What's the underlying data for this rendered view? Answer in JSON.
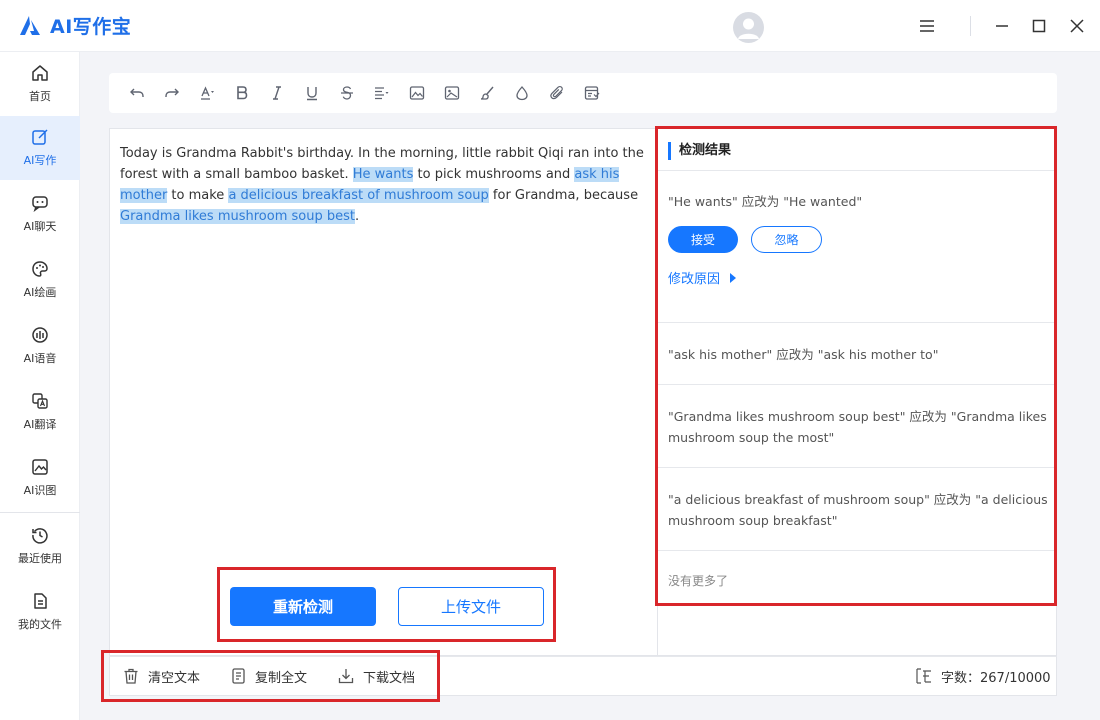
{
  "app": {
    "title": "AI写作宝"
  },
  "sidebar": {
    "items": [
      {
        "label": "首页",
        "icon": "home-icon"
      },
      {
        "label": "AI写作",
        "icon": "write-icon",
        "active": true
      },
      {
        "label": "AI聊天",
        "icon": "chat-icon"
      },
      {
        "label": "AI绘画",
        "icon": "palette-icon"
      },
      {
        "label": "AI语音",
        "icon": "voice-icon"
      },
      {
        "label": "AI翻译",
        "icon": "translate-icon"
      },
      {
        "label": "AI识图",
        "icon": "image-recognize-icon"
      },
      {
        "label": "最近使用",
        "icon": "history-icon"
      },
      {
        "label": "我的文件",
        "icon": "file-icon"
      }
    ]
  },
  "editor": {
    "segments": [
      " Today is Grandma Rabbit's birthday. In the morning, little rabbit Qiqi ran into the forest with a small bamboo basket. ",
      "He wants",
      " to pick mushrooms and ",
      "ask his mother",
      " to make ",
      "a delicious breakfast of mushroom soup",
      " for Grandma, because ",
      "Grandma likes mushroom soup best",
      "."
    ],
    "recheck_label": "重新检测",
    "upload_label": "上传文件"
  },
  "results": {
    "title": "检测结果",
    "suggestions": [
      "\"He wants\" 应改为 \"He wanted\"",
      "\"ask his mother\" 应改为 \"ask his mother to\"",
      "\"Grandma likes mushroom soup best\" 应改为 \"Grandma likes mushroom soup the most\"",
      "\"a delicious breakfast of mushroom soup\" 应改为 \"a delicious mushroom soup breakfast\""
    ],
    "accept_label": "接受",
    "ignore_label": "忽略",
    "reason_label": "修改原因",
    "no_more": "没有更多了"
  },
  "bottom": {
    "clear_label": "清空文本",
    "copy_label": "复制全文",
    "download_label": "下载文档",
    "word_count": "字数：267/10000"
  },
  "colors": {
    "accent": "#1677ff",
    "highlight": "#bcdcf7",
    "annotation": "#d9262a"
  }
}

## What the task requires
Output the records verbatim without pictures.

## The answer
What's the underlying data for this rendered view? Answer in JSON.
{
  "app": {
    "title": "AI写作宝"
  },
  "sidebar": {
    "items": [
      {
        "label": "首页",
        "icon": "home-icon"
      },
      {
        "label": "AI写作",
        "icon": "write-icon",
        "active": true
      },
      {
        "label": "AI聊天",
        "icon": "chat-icon"
      },
      {
        "label": "AI绘画",
        "icon": "palette-icon"
      },
      {
        "label": "AI语音",
        "icon": "voice-icon"
      },
      {
        "label": "AI翻译",
        "icon": "translate-icon"
      },
      {
        "label": "AI识图",
        "icon": "image-recognize-icon"
      },
      {
        "label": "最近使用",
        "icon": "history-icon"
      },
      {
        "label": "我的文件",
        "icon": "file-icon"
      }
    ]
  },
  "editor": {
    "segments": [
      " Today is Grandma Rabbit's birthday. In the morning, little rabbit Qiqi ran into the forest with a small bamboo basket. ",
      "He wants",
      " to pick mushrooms and ",
      "ask his mother",
      " to make ",
      "a delicious breakfast of mushroom soup",
      " for Grandma, because ",
      "Grandma likes mushroom soup best",
      "."
    ],
    "recheck_label": "重新检测",
    "upload_label": "上传文件"
  },
  "results": {
    "title": "检测结果",
    "suggestions": [
      "\"He wants\" 应改为 \"He wanted\"",
      "\"ask his mother\" 应改为 \"ask his mother to\"",
      "\"Grandma likes mushroom soup best\" 应改为 \"Grandma likes mushroom soup the most\"",
      "\"a delicious breakfast of mushroom soup\" 应改为 \"a delicious mushroom soup breakfast\""
    ],
    "accept_label": "接受",
    "ignore_label": "忽略",
    "reason_label": "修改原因",
    "no_more": "没有更多了"
  },
  "bottom": {
    "clear_label": "清空文本",
    "copy_label": "复制全文",
    "download_label": "下载文档",
    "word_count": "字数：267/10000"
  },
  "colors": {
    "accent": "#1677ff",
    "highlight": "#bcdcf7",
    "annotation": "#d9262a"
  }
}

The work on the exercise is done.